- Are they easy to fill out?
- Is it obvious to the client what information they need to provide?
To improve this document workflow, a lot of law firms are adopting legal document automation technology like Lawyaw, which makes it easier to solve for remote intake and information gathering, which saves time for lawyers and clients alike.
Remember, clients like working with experts. They want a team that makes their lives easy. The right technology and systems can help your team do that for them.
Practice with Empathy
Clients come to you for help with a legal issue, and oftentimes that is stressful or confusing for them. So your clients aren’t just looking for help with a legal issue, they need support, advice and reassurance. You aren’t just their lawyer, but also a confidant, an advisor and sometimes even a therapist.
Contrary to conventional business dogma, where ice-cold personalities get results, you should try to understand the emotions of your clients. This empathy can make you more effective at managing the relationship and outcomes.
The more we care, the harder we try. The harder we try, the better the results.
Health psychologist and Stanford University lecturer Kelly McGonigal talked about the benefits of developing empathy for your clients at the Clio Cloud Conference.
“One of the things people do which turns out to be less helpful than people expect is to try to create an armor. They might think ‘I’m going to go into this situation, this person is going to be crazy stressed, and I can’t let that infect me. I’m going to stay calm and in control’."
"But it turns out when you spend a lot of time with other people who are highly stressed, you have a better chance of dealing well with that stress when you let it be a little bit contagious - so that it activates in you what you care about and what your goals are in the situation. Let yourself connect and feel what the situation is, and then get clear about what your role is so you can shift into effective management of the situation. This will help your client shift gears and join you in problem-solving as well.”
An empathetic approach can help you stand out from the crowd by making your clients feel more comfortable.
Listen to Feedback
No one can provide better guidance on how to improve your client satisfaction than your clients themselves. So, to capture their insights, hold client exit interviews.
You can schedule a phone conversation or send out a questionnaire to help you capture feedback from your clients that can provide insights into where your processes can improve.

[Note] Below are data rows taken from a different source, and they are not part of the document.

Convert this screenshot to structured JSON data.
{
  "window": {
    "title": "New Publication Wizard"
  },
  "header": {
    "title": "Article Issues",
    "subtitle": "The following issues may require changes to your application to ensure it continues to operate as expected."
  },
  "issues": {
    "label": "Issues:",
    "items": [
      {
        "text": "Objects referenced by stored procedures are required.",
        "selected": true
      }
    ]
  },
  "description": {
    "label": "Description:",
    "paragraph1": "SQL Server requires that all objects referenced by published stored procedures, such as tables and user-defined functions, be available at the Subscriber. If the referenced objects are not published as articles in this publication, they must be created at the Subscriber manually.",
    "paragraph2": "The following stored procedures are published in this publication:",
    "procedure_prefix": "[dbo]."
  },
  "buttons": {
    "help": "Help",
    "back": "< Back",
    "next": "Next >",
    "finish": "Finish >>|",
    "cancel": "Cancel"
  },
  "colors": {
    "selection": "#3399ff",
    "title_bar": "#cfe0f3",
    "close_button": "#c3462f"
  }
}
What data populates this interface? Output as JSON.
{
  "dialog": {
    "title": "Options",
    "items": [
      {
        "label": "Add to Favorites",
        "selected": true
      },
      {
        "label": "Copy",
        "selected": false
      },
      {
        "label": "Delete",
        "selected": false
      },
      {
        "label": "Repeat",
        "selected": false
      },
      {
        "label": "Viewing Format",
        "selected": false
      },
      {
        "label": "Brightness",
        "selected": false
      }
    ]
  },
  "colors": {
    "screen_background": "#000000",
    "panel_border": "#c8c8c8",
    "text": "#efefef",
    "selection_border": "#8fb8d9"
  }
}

Here are some questions to ask your clients in an exit interview:
- Were we easy to work with?
- What was the hardest part for you in this process?
- What did you like about working with us?

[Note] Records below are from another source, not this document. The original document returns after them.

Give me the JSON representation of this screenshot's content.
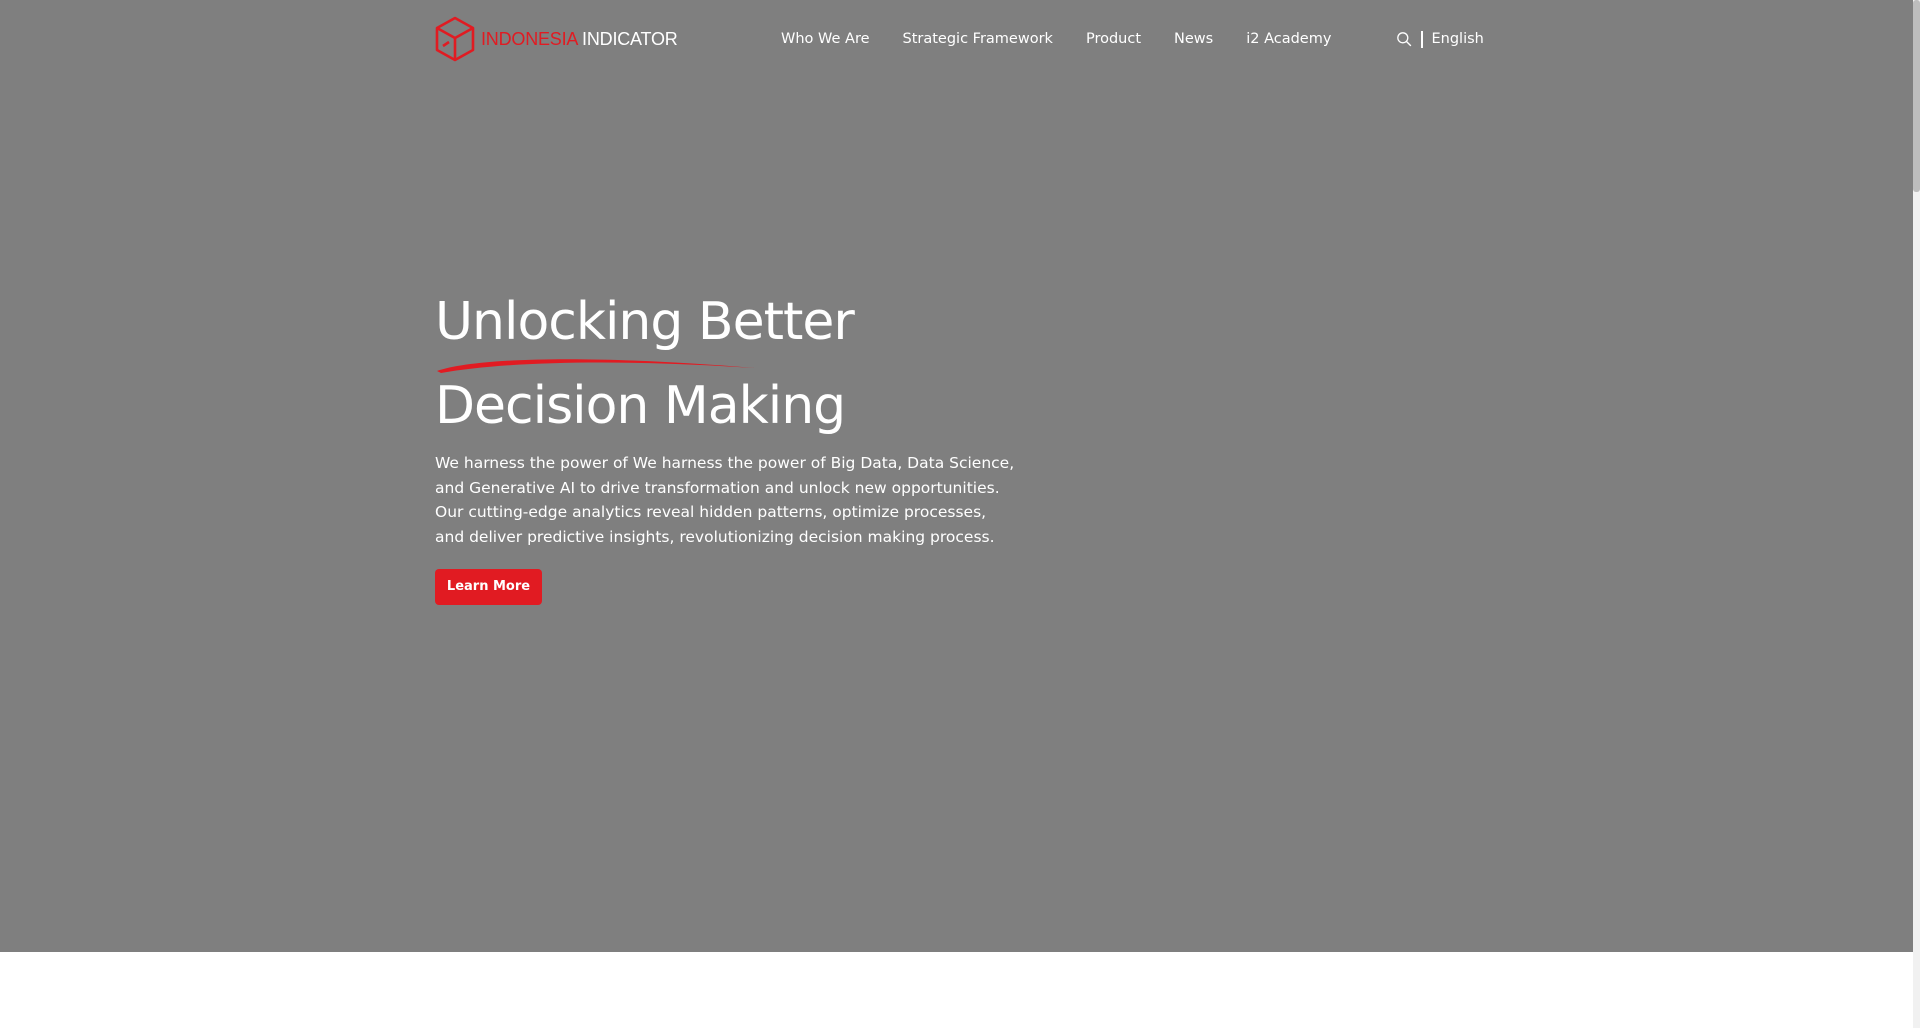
{
  "brand": {
    "logo_icon": "cube-logo-icon",
    "name_part1": "INDONESIA",
    "name_part2": "INDICATOR",
    "accent_color": "#e11b22"
  },
  "nav": {
    "items": [
      {
        "label": "Who We Are"
      },
      {
        "label": "Strategic Framework"
      },
      {
        "label": "Product"
      },
      {
        "label": "News"
      },
      {
        "label": "i2 Academy"
      }
    ]
  },
  "utility": {
    "search_icon": "search-icon",
    "language": "English"
  },
  "hero": {
    "background_color": "#7f7f7f",
    "headline_line1": "Unlocking Better",
    "headline_line2": "Decision Making",
    "description": "We harness the power of We harness the power of Big Data, Data Science, and Generative AI to drive transformation and unlock new opportunities. Our cutting-edge analytics reveal hidden patterns, optimize processes, and deliver predictive insights, revolutionizing decision making process.",
    "cta_label": "Learn More"
  }
}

- What could we have done differently?
- Did we communicate clearly with you?
- Were we accessible when you needed us?
And lastly, ask if they would be open to recommending your firm to friends and family. Hopefully, successful client relationships will earn you new leads as well.

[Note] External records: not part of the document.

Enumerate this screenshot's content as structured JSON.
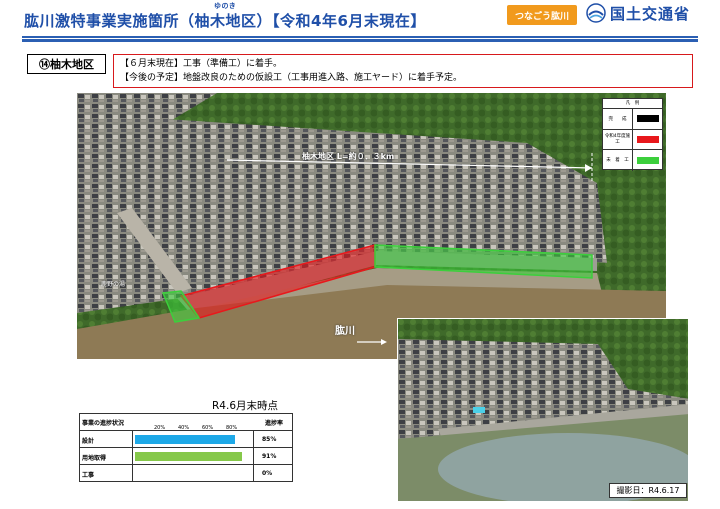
{
  "header": {
    "title": "肱川激特事業実施箇所（柚木地区）【令和4年6月末現在】",
    "ruby": "ゆのき",
    "logo_text": "つなごう肱川",
    "ministry": "国土交通省"
  },
  "district_label": "⑭柚木地区",
  "status_lines": [
    "【６月末現在】工事（準備工）に着手。",
    "【今後の予定】地盤改良のための仮設工（工事用進入路、施工ヤード）に着手予定。"
  ],
  "photo": {
    "distance_label": "柚木地区 L=約０．３km",
    "river_label": "肱川",
    "hotel_label": "鹿野の湯"
  },
  "legend": {
    "title": "凡　例",
    "items": [
      {
        "label": "完　　成",
        "color": "#000000"
      },
      {
        "label": "令和4年度施工",
        "color": "#e8181c"
      },
      {
        "label": "未　着　工",
        "color": "#3ccf3c"
      }
    ]
  },
  "inset_caption": "撮影日：R4.6.17",
  "progress": {
    "caption": "R4.6月末時点",
    "column_title": "事業の進捗状況",
    "rate_title": "進捗率",
    "ticks": [
      "20%",
      "40%",
      "60%",
      "80%"
    ],
    "rows": [
      {
        "label": "設計",
        "percent": 85,
        "display": "85%",
        "color": "#1ea9e8"
      },
      {
        "label": "用地取得",
        "percent": 91,
        "display": "91%",
        "color": "#86c84a"
      },
      {
        "label": "工事",
        "percent": 0,
        "display": "0%",
        "color": "#86c84a"
      }
    ]
  }
}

Furthermore, after an exit interview, you will have built an even stronger relationship with the client. According to this survey of Fortune 500 corporate counsels, over 75% of respondents believe[d] that satisfaction surveys are “critical” or “important” for an ongoing relationship.”
People want to feel heard — so much so that even asking them how you can improve will make them more likely to work with you again.
Track Your Progress
Creating a client-focused law firm is not done in one day. It takes time and is a constant process of evaluation and adjustment.
The best thing you can do to accelerate this process is keeping your head on a swivel, looking for ways in which you can improve the client experience. Then, talk with your team about implementing the changes.
To see if your changes are actually yielding results, check data such as google reviews, referrals, and Net Promoter Score: an index ranging from -100 to 100 that measures the willingness of customers to recommend your company's services to others.
If you implement the above recommendations, you should be well on your way to forming a firm that your past clients can’t stop raving about.
One way that thousands of firms are saving time to focus more on clients is by implementing document automation solutions like Lawyaw. If you’re interested in finding out more, schedule a call to learn more.